Not to say I don't disregard homeopathy... but it still has to have a good pile of science behind it.
And as for supplements and a lot of this homeopathy bull****? It's stupid. People are gullible, and as soon as you say 'dem kids' they lose their minds... and even when dead kids happen.
I have to ask what homeopathy means to you? Is it what Karajorma describes above, or do you mean it as with the parts of manual therapy included?
For most of the Europeans, homeopathy likely means what Karajorma said, but I have seen that the US homeopaths are actually including manual therapy to their repertoire, and that is definitely with a solid empirical and scientific background. Now if only someone figured out the scientific explanation for the trigger points we would be all set.

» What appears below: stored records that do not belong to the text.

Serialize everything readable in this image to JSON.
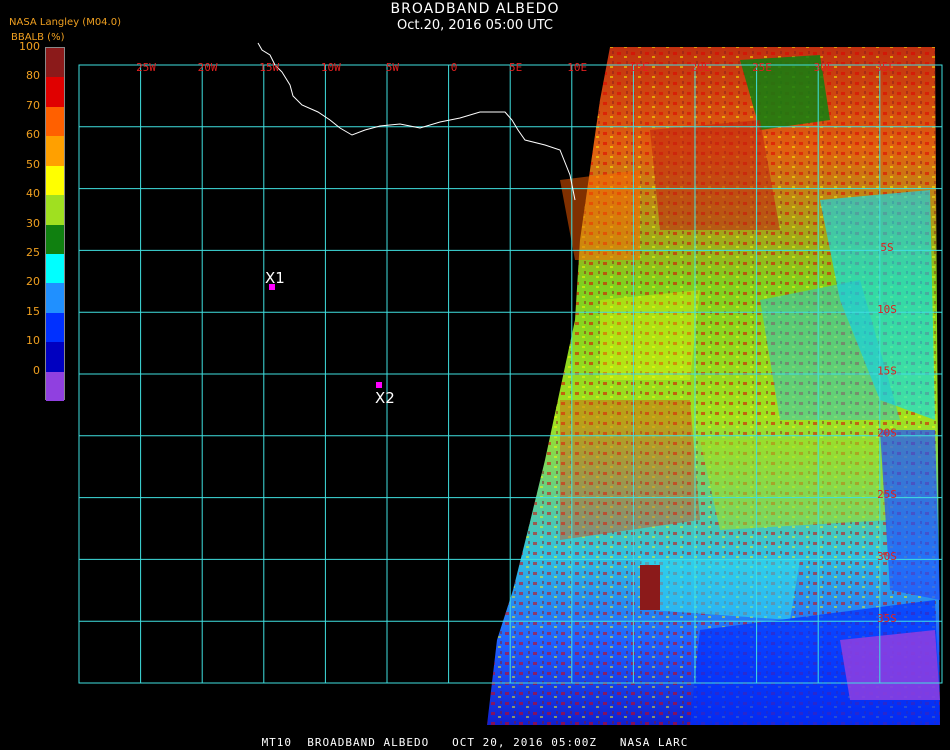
{
  "header": {
    "title": "BROADBAND ALBEDO",
    "datetime": "Oct.20, 2016 05:00 UTC",
    "producer": "NASA Langley (M04.0)"
  },
  "colorbar": {
    "label": "BBALB (%)",
    "ticks": [
      "100",
      "80",
      "70",
      "60",
      "50",
      "40",
      "30",
      "25",
      "20",
      "15",
      "10",
      "0"
    ],
    "colors": [
      "#8b1a1a",
      "#e00000",
      "#ff6000",
      "#ffa000",
      "#ffff00",
      "#a0e020",
      "#108010",
      "#00ffff",
      "#2090ff",
      "#0030ff",
      "#0000c0",
      "#9040e0"
    ]
  },
  "map": {
    "lon_labels": [
      "25W",
      "20W",
      "15W",
      "10W",
      "5W",
      "0",
      "5E",
      "10E",
      "15E",
      "20E",
      "25E",
      "30E",
      "35E"
    ],
    "lat_labels": [
      "5S",
      "10S",
      "15S",
      "20S",
      "25S",
      "30S",
      "35S"
    ],
    "sites": [
      {
        "label": "X1"
      },
      {
        "label": "X2"
      }
    ],
    "marker_color": "#ff00ff",
    "grid_color": "#40e0e0",
    "coast_color": "#ffffff"
  },
  "footer": {
    "text": "MT10  BROADBAND ALBEDO   OCT 20, 2016 05:00Z   NASA LARC"
  }
}
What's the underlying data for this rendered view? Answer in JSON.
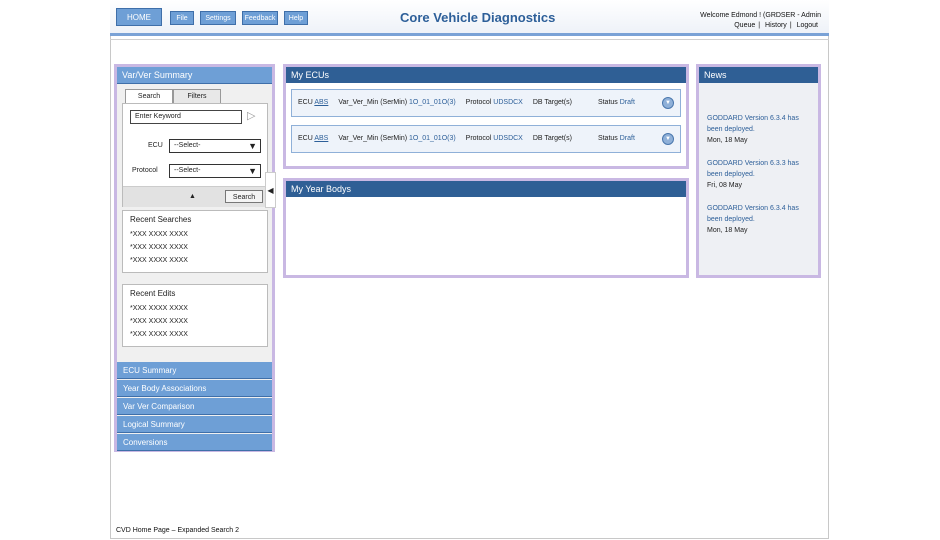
{
  "header": {
    "nav": [
      "HOME",
      "File",
      "Settings",
      "Feedback",
      "Help"
    ],
    "title": "Core Vehicle Diagnostics",
    "welcome": "Welcome Edmond !  (GRDSER - Admin",
    "links": [
      "Queue",
      "History",
      "Logout"
    ]
  },
  "left": {
    "title": "Var/Ver Summary",
    "tabs": [
      "Search",
      "Filters"
    ],
    "keyword_placeholder": "Enter Keyword",
    "ecu_label": "ECU",
    "ecu_value": "--Select-",
    "protocol_label": "Protocol",
    "protocol_value": "--Select-",
    "search_button": "Search",
    "recent_searches": {
      "title": "Recent Searches",
      "items": [
        "*XXX XXXX XXXX",
        "*XXX XXXX XXXX",
        "*XXX XXXX XXXX"
      ]
    },
    "recent_edits": {
      "title": "Recent Edits",
      "items": [
        "*XXX XXXX XXXX",
        "*XXX XXXX XXXX",
        "*XXX XXXX XXXX"
      ]
    },
    "nav": [
      "ECU Summary",
      "Year Body Associations",
      "Var Ver Comparison",
      "Logical Summary",
      "Conversions"
    ]
  },
  "ecus": {
    "title": "My ECUs",
    "rows": [
      {
        "ecu_label": "ECU",
        "ecu": "ABS",
        "var_label": "Var_Ver_Min (SerMin)",
        "var": "1O_01_01O(3)",
        "protocol_label": "Protocol",
        "protocol": "UDSDCX",
        "db_label": "DB Target(s)",
        "status_label": "Status",
        "status": "Draft"
      },
      {
        "ecu_label": "ECU",
        "ecu": "ABS",
        "var_label": "Var_Ver_Min (SerMin)",
        "var": "1O_01_01O(3)",
        "protocol_label": "Protocol",
        "protocol": "UDSDCX",
        "db_label": "DB Target(s)",
        "status_label": "Status",
        "status": "Draft"
      }
    ]
  },
  "years": {
    "title": "My Year Bodys"
  },
  "news": {
    "title": "News",
    "items": [
      {
        "text": "GODDARD Version 6.3.4 has been deployed.",
        "date": "Mon, 18 May"
      },
      {
        "text": "GODDARD Version 6.3.3 has been deployed.",
        "date": "Fri, 08 May"
      },
      {
        "text": "GODDARD Version 6.3.4 has been deployed.",
        "date": "Mon, 18 May"
      }
    ]
  },
  "footer": "CVD Home Page – Expanded Search 2"
}
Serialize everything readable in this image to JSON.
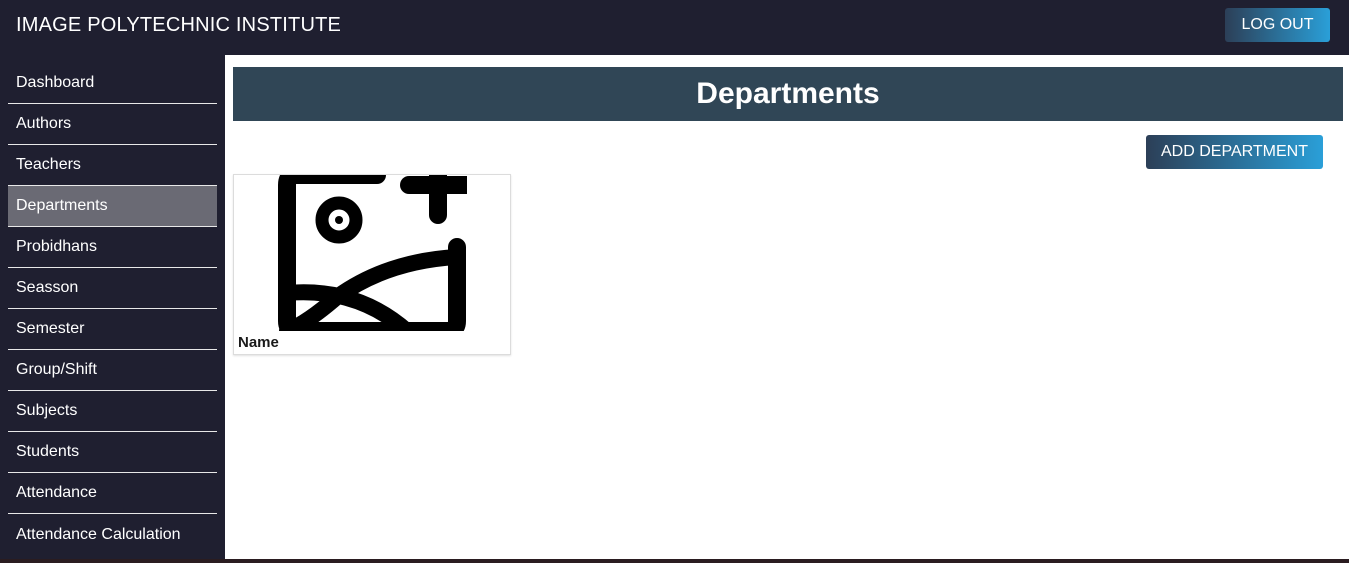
{
  "app": {
    "title": "IMAGE POLYTECHNIC INSTITUTE"
  },
  "header": {
    "logout_label": "LOG OUT"
  },
  "sidebar": {
    "items": [
      {
        "label": "Dashboard"
      },
      {
        "label": "Authors"
      },
      {
        "label": "Teachers"
      },
      {
        "label": "Departments",
        "active": true
      },
      {
        "label": "Probidhans"
      },
      {
        "label": "Seasson"
      },
      {
        "label": "Semester"
      },
      {
        "label": "Group/Shift"
      },
      {
        "label": "Subjects"
      },
      {
        "label": "Students"
      },
      {
        "label": "Attendance"
      },
      {
        "label": "Attendance Calculation"
      }
    ]
  },
  "main": {
    "title": "Departments",
    "add_label": "ADD DEPARTMENT",
    "cards": [
      {
        "name": "Name",
        "icon": "add-image-placeholder-icon"
      }
    ]
  },
  "colors": {
    "topbar_bg": "#1f1f30",
    "page_header_bg": "#304656",
    "button_gradient_start": "#2c3f57",
    "button_gradient_end": "#2a9fd8",
    "active_nav_bg": "#6a6a74"
  }
}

I should elaborate - I think most homeopathy is built on lies perpetuated on lies - why do you think the supplement industry here is so big... and morally bankrupt? People are stupid and believe whatever science is dropped on their morning broadcast from television to Youtube endorsements. Thing like licorice and peppermint have been scientifically shown to be healthy, but tell that to supplement manufacturers and witch-doctors selling people on stupidity that it'll cure your joints and straighten your teeth.
Ah, I see. That's reasonable.
Vertebral subluxation, the core concept of chiropractic, is not based on solid science. A 2008 review found that with the possible exception of back pain, chiropractic manipulation has not been shown to be effective for any medical condition. Commenting on a famous ‘systematic’ review by Bronfort et al., Edzard Ernst stated that it was a notorious example of a pseudo-systematic review that omitted evidence, for instance, of negative primary studies.
Nice wording there, researchers!
I mean, they investigated pretty much everything else but the one that seemed to have some merit they left alone! Makes me wonder how well did they actually investigate the test subjects themselves?
From Wikipedia article spinal manipulation:
A 2010 systematic review found that most studies suggest SM achieves equal or superior improvement in pain and function when compared with other commonly used interventions for short, intermediate, and long-term follow-up.
, the article in question is: Dagenais S, Gay RE, Tricco AC, Freeman MD, Mayer JM (2010). "NASS Contemporary Concepts in Spine Care: Spinal manipulation therapy for acute low back pain". Spine J. 10 (10): 918–940. The myo-fascial pain article at Wikipedia lists 13 published peer-reviewed articles related to the manual therapy (but not necessarily to spinal manipulation), 12 of them being from 2000s.
And yes, if you go look at Wikipedia, you'll find differing opinions in the sentences before and after. So the published results are inconclusive, but what is not clear is why. I tend to think this is related to the test group not being analyzed properly either by the Physicians or by the Therapists, but your opinion is as good as mine. Some of the pain can be eliminated with spinal manipulation, while some of it cannot, and the reason likely lies in what is actually causing the pain. The same treatment doesn't and shouldn't cure everything. And that's how you start to find the good ones, they are the ones with realistic views on what they can do and actual skills to analyze the situation.
For the others, the reason I'm defending some of the chiropractors is first that what is actually done differs vastly between the countries, and secondly, because some of the techniques they employ are useful. Interestingly, I don't even recognize the chiropracty listed in the Wikipedia article compared to what it is here. Also, does anybody actually believe that chiropracty is rooted on some kind of "modern" discoveries? These manipulation techniques are far older, and go along with the bone fracture treatment skills that modern medicine mostly adopted and integrated - what our generation has expanded is the bone fracture treatment with surgeries that were not feasible before.
As far as I'm aware, the possible issues arising with the manual therapy and spine are mostly related to force being applied sharply and suddenly to the affected area, or the patient having a pre-existing condition in the spine like ruptured vertebra discs. The greatest risk lies in the manipulation of the back of the neck area, where applying sudden pressure can rupture an artery or damage the spinal cord. But it is also that the practitioner would need to be an idiot to do that. The force needed is usually no greater than the force that is applied on the back while doing a somersault.